▶ [WHAT YOU SHOULD DO]
In the records that follow, find each line with "Using" and pull it out.

(Data records)
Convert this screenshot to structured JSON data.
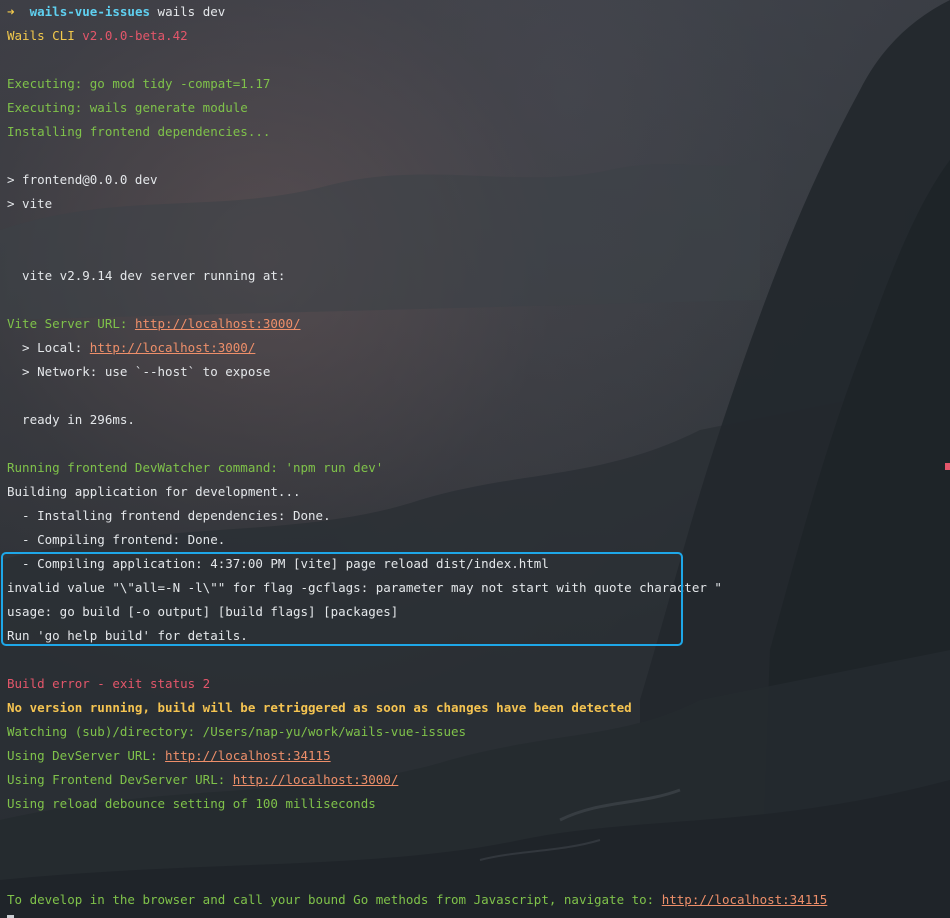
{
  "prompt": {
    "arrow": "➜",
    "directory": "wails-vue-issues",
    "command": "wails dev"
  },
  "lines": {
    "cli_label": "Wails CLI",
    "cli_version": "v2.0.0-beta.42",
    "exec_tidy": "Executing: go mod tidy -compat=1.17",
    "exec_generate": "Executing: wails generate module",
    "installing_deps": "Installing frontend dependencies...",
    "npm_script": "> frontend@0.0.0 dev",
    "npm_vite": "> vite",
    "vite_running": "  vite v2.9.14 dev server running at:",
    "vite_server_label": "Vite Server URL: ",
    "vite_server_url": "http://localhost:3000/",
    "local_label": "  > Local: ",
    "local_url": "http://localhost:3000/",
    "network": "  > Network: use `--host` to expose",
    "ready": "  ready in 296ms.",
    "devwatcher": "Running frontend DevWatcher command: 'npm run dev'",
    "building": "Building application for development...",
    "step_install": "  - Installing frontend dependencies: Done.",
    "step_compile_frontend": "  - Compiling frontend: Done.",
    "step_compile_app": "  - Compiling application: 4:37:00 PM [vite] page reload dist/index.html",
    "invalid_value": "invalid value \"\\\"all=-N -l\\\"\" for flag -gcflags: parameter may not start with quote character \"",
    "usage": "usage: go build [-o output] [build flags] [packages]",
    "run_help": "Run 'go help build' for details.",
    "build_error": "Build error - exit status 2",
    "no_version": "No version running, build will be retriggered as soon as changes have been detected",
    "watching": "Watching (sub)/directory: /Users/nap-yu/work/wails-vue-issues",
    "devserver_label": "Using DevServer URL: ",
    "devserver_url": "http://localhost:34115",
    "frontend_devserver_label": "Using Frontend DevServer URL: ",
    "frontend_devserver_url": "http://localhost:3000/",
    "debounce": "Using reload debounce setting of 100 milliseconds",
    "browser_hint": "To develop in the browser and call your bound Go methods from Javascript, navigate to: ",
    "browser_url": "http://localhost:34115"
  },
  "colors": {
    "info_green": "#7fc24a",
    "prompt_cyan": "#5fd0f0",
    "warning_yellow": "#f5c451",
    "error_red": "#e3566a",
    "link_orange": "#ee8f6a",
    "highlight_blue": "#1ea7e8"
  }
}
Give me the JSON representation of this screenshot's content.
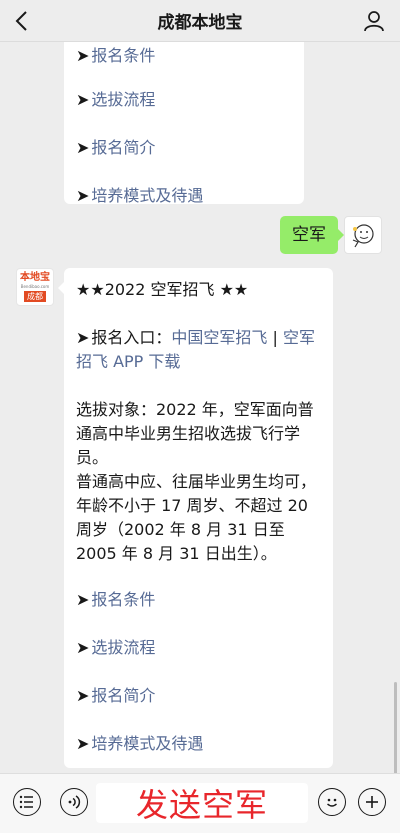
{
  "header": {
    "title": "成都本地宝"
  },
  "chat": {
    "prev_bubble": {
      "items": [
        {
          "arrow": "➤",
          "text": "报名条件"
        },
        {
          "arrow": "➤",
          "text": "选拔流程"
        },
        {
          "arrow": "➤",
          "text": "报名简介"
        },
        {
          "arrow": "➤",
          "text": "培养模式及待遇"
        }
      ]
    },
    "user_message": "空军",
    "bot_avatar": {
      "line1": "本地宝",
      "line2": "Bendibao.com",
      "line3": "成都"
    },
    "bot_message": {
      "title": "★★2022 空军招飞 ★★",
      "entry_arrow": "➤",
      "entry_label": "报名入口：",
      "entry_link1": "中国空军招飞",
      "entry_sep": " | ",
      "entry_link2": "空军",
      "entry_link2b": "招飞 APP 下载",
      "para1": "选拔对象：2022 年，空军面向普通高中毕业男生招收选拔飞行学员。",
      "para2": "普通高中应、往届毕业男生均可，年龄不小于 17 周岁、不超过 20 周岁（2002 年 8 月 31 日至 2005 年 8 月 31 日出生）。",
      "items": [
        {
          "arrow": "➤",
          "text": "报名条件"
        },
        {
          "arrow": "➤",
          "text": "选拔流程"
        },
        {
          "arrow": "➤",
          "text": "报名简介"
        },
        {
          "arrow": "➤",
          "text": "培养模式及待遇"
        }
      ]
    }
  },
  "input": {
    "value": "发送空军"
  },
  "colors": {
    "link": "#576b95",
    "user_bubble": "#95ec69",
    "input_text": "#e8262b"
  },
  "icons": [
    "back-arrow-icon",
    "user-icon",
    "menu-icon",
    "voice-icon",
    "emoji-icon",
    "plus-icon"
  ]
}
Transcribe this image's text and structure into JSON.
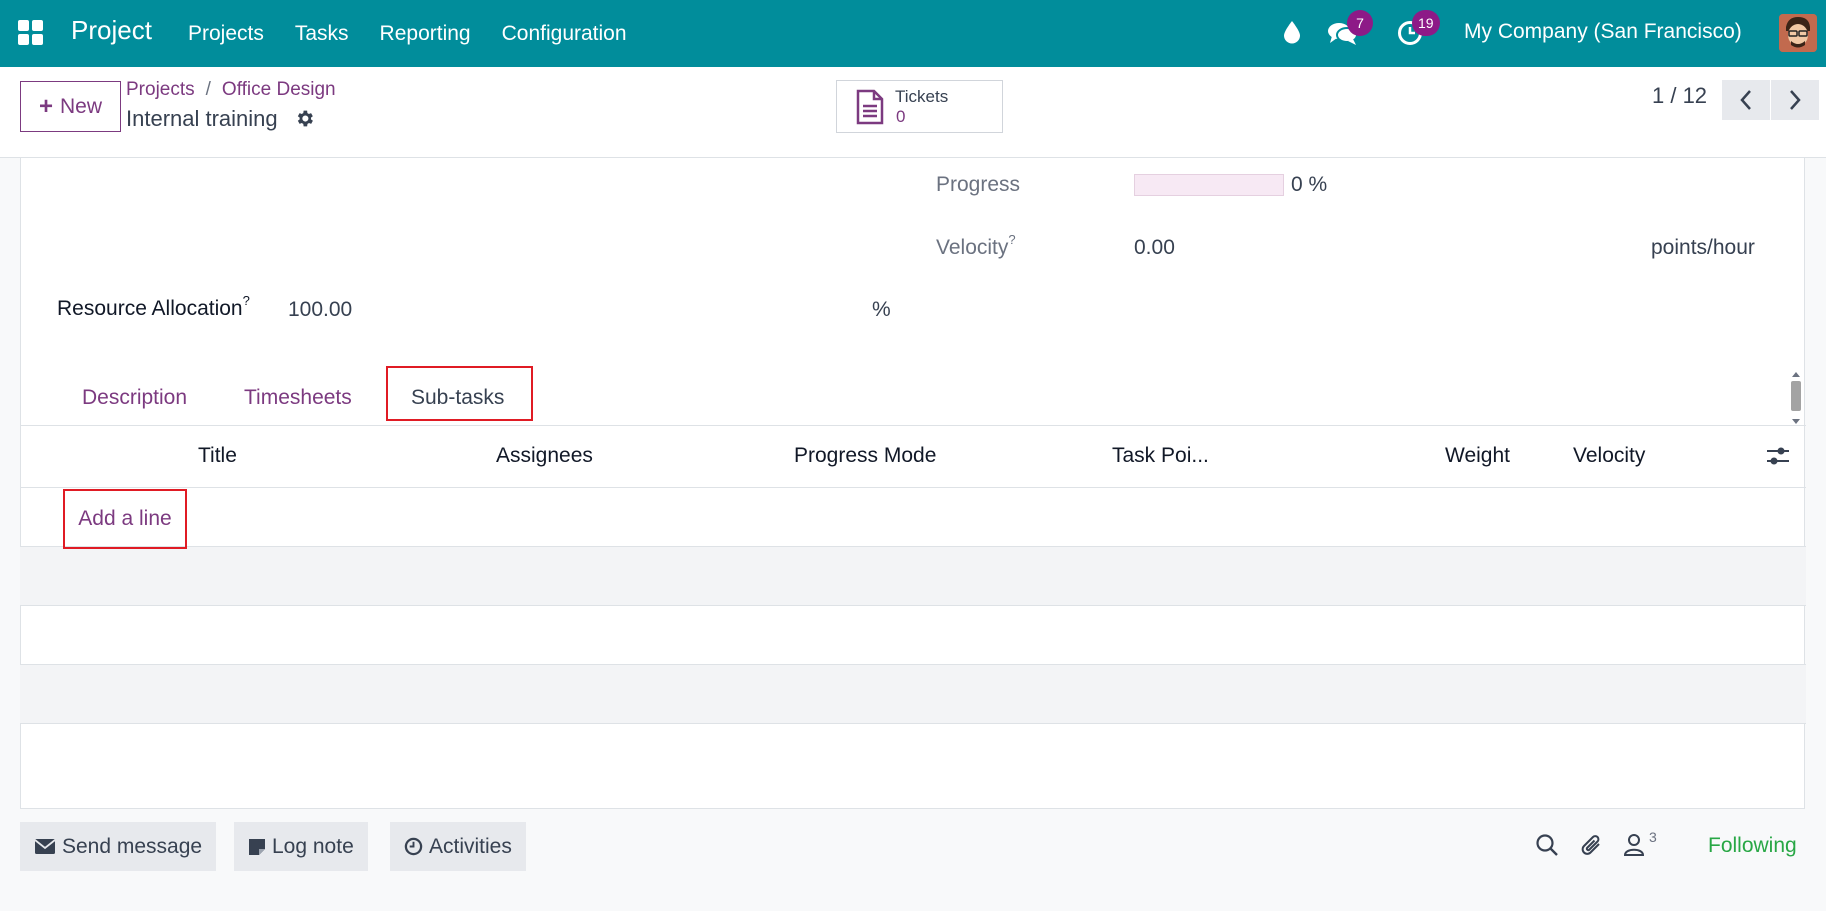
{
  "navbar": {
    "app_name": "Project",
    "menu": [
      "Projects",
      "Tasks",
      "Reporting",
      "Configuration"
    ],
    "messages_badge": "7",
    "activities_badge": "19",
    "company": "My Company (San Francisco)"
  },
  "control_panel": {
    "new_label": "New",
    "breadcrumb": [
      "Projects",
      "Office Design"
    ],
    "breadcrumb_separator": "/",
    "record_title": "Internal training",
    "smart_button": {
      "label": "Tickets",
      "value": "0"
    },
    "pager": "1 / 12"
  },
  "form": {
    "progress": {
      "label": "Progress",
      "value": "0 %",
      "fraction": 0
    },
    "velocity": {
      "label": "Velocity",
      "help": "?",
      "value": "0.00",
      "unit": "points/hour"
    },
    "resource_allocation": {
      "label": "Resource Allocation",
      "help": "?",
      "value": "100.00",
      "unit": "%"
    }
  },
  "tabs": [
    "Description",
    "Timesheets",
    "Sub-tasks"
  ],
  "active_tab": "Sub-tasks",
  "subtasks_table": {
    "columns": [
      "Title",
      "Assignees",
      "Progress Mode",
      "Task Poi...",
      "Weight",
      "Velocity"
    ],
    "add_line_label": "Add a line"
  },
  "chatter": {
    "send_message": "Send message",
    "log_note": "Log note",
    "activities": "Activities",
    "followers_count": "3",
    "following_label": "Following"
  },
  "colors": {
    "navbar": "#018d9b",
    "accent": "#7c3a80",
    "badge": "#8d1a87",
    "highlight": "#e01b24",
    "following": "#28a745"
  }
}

▶ [ANSWER TO THIS TASK]
    "devserver_label": "Using DevServer URL: ",
    "frontend_devserver_label": "Using Frontend DevServer URL: ",
    "debounce": "Using reload debounce setting of 100 milliseconds",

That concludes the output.